-- Task --
In the data below, find each line containing the string "当日平仓盈亏" and return it.

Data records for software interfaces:
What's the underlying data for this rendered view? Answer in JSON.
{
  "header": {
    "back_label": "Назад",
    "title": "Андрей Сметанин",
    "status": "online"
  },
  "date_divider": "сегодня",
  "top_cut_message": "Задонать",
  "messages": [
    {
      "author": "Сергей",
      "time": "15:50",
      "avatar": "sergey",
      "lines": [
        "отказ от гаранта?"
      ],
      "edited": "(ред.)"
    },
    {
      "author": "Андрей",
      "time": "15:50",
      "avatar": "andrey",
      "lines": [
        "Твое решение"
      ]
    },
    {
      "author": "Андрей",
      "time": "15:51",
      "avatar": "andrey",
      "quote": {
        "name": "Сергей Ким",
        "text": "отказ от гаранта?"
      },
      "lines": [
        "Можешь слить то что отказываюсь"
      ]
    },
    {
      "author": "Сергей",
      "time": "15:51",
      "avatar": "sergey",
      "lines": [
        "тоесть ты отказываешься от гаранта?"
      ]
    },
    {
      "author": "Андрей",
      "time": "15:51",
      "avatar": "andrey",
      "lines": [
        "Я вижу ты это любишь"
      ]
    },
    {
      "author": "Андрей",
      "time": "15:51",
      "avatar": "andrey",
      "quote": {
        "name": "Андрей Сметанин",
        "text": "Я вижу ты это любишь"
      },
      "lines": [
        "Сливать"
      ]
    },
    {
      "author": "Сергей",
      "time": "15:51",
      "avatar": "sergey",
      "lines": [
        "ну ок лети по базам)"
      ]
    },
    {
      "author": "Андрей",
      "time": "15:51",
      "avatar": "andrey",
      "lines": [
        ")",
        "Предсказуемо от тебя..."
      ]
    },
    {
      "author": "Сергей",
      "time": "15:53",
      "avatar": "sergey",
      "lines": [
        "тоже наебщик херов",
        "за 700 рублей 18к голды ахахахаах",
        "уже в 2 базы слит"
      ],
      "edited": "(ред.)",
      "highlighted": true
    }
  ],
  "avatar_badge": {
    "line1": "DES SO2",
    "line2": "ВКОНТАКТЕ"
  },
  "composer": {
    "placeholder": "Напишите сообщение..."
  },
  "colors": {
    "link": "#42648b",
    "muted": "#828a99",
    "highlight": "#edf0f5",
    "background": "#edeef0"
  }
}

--

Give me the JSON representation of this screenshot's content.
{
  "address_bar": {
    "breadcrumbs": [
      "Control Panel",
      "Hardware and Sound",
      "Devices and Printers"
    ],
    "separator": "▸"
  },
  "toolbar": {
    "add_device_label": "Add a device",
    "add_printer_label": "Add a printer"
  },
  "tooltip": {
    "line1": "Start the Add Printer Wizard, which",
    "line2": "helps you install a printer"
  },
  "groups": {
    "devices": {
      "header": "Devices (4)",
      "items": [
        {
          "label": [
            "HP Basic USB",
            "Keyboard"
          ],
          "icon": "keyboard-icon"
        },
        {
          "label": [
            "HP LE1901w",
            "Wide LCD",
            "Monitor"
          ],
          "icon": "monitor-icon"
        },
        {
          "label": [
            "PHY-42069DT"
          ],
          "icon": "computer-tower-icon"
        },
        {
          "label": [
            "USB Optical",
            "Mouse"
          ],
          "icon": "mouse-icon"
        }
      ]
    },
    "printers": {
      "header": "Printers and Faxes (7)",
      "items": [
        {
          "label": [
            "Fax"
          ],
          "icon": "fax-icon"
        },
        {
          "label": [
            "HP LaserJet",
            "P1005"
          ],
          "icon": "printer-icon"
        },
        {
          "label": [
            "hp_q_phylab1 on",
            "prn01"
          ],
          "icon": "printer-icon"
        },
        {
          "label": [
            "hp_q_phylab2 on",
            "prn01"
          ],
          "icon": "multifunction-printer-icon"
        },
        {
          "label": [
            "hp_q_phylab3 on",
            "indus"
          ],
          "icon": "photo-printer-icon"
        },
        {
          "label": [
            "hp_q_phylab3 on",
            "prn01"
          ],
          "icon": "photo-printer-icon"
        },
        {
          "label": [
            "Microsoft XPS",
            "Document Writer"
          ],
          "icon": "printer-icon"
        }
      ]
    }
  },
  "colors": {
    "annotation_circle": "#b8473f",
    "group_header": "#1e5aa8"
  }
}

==

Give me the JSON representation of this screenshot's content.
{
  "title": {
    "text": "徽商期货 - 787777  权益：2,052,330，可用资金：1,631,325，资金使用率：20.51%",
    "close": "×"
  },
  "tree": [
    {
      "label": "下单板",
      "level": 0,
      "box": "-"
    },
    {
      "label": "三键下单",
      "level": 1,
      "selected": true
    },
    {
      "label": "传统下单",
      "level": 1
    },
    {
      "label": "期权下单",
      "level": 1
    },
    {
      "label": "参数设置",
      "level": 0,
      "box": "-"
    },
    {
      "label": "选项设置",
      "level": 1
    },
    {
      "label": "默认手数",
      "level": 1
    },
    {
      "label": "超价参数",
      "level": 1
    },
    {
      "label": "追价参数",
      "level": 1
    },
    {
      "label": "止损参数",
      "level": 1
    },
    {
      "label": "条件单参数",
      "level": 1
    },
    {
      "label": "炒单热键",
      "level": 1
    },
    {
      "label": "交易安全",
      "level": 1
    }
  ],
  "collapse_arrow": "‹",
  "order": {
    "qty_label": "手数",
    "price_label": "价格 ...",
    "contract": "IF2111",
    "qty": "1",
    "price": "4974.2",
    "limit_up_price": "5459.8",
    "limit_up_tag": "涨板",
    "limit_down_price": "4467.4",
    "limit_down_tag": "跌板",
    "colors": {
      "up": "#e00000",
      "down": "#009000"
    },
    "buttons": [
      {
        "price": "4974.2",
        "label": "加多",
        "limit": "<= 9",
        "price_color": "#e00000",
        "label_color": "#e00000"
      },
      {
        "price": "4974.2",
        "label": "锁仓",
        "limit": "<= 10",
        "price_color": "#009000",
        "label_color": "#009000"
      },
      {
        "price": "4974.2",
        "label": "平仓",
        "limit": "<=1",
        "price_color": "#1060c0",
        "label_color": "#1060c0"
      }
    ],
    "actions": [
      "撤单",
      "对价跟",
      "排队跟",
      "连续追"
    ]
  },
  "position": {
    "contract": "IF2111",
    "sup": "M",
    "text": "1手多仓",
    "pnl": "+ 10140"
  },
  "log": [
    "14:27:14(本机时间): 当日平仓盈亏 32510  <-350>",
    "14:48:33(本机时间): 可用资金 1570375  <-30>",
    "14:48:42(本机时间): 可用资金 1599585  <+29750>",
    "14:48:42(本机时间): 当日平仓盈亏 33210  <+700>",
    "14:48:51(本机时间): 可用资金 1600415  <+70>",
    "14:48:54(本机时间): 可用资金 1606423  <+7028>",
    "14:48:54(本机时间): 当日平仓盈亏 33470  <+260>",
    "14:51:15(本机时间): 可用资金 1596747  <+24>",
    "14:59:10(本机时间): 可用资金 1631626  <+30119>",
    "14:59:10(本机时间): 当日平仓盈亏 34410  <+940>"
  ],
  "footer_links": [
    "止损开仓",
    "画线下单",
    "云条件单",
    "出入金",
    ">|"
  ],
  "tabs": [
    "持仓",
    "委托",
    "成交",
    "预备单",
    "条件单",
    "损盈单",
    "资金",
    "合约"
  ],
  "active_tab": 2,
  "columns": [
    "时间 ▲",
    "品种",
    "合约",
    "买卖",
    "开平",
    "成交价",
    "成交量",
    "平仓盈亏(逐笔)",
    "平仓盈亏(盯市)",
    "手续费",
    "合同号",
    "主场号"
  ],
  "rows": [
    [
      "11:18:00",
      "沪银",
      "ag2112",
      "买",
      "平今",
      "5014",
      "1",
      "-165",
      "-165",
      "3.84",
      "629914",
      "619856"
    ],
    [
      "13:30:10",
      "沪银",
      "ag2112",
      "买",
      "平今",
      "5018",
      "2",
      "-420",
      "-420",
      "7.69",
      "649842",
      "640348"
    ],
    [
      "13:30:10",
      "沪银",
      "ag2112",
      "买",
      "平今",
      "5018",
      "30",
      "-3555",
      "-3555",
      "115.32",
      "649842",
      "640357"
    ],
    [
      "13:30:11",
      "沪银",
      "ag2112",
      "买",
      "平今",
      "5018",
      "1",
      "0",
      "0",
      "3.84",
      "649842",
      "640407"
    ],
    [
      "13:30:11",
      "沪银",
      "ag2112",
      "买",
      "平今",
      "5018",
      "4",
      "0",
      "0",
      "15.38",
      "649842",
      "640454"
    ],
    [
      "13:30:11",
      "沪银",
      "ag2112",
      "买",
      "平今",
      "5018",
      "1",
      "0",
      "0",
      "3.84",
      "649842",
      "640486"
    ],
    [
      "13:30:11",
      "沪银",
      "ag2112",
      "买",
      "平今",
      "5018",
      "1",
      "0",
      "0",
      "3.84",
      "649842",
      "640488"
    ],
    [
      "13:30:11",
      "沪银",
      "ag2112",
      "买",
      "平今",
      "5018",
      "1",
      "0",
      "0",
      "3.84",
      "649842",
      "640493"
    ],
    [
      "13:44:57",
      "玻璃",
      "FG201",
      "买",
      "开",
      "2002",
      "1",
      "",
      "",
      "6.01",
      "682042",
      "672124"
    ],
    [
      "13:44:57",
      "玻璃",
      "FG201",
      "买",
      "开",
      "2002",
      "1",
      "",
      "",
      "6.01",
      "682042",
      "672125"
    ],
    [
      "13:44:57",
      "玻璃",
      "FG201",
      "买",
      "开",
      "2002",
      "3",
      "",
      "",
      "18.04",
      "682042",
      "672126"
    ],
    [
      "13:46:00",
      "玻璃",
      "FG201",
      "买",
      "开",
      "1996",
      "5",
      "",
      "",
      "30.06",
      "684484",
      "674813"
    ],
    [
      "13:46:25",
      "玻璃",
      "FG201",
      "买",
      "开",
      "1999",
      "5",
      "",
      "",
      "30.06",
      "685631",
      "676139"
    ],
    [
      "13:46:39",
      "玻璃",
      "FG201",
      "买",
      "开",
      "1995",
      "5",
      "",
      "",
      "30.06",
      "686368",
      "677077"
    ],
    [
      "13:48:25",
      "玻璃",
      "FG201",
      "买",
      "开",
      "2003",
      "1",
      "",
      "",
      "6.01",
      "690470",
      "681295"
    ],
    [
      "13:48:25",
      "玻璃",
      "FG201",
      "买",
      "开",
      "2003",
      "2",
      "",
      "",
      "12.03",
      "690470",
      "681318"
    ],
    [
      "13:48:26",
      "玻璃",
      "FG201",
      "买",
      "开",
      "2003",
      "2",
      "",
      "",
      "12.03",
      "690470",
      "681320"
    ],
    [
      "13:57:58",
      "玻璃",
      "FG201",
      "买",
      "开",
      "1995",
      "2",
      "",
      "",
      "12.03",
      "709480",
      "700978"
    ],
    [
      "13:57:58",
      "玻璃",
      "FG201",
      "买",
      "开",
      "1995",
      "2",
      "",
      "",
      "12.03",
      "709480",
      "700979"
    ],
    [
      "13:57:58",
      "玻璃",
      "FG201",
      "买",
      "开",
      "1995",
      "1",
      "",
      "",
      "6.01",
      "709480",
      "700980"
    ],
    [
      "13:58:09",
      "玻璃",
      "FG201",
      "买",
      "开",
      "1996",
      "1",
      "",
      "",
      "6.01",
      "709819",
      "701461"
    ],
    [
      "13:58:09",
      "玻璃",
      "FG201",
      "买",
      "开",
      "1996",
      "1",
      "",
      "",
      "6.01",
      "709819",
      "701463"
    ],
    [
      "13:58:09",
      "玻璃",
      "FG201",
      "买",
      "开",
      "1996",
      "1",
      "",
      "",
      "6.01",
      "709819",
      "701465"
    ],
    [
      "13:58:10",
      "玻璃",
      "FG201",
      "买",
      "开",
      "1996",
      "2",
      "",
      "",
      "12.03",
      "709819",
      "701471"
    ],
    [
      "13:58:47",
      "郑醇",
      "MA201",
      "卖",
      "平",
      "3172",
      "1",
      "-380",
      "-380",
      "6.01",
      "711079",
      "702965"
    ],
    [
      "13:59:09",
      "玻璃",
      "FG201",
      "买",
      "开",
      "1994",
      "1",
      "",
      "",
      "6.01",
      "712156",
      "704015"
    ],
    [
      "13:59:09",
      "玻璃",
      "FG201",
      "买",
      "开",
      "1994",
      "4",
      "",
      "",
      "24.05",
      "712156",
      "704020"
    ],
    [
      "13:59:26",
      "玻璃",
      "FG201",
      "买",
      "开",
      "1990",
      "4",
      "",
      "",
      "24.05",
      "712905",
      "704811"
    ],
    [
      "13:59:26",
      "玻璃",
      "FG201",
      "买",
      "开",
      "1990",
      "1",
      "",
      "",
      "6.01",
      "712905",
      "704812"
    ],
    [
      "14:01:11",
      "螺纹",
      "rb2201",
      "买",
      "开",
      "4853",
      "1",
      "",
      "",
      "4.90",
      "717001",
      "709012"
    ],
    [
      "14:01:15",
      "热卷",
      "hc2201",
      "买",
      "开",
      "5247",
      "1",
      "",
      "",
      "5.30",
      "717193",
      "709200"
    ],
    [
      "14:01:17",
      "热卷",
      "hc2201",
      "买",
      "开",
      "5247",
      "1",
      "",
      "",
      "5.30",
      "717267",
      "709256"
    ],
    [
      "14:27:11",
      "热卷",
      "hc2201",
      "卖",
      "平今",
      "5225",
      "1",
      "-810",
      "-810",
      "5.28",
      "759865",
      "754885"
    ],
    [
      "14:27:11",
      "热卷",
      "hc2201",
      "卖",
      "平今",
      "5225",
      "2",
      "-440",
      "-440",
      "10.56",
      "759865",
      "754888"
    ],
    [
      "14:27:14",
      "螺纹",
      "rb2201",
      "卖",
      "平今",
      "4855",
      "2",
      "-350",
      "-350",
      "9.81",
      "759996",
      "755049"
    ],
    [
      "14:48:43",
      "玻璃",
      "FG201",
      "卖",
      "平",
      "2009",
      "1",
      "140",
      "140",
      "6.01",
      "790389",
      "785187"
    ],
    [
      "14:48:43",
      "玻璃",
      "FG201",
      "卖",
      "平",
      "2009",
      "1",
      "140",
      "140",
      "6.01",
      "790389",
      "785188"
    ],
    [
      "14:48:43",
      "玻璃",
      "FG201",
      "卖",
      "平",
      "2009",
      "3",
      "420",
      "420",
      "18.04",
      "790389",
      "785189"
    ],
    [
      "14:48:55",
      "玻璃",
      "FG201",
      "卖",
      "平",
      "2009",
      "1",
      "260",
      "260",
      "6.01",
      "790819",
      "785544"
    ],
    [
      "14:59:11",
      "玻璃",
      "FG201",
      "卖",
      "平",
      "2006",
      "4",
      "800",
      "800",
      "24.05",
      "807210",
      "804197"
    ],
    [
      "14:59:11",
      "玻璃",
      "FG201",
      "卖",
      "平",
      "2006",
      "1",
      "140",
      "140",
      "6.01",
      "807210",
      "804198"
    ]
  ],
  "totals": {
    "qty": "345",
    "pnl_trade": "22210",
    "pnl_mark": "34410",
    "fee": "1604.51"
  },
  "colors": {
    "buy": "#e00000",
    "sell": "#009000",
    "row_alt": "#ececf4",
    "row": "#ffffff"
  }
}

-- Output --
    "14:27:14(本机时间): 当日平仓盈亏 32510  <-350>",
    "14:48:42(本机时间): 当日平仓盈亏 33210  <+700>",
    "14:48:54(本机时间): 当日平仓盈亏 33470  <+260>",
    "14:59:10(本机时间): 当日平仓盈亏 34410  <+940>"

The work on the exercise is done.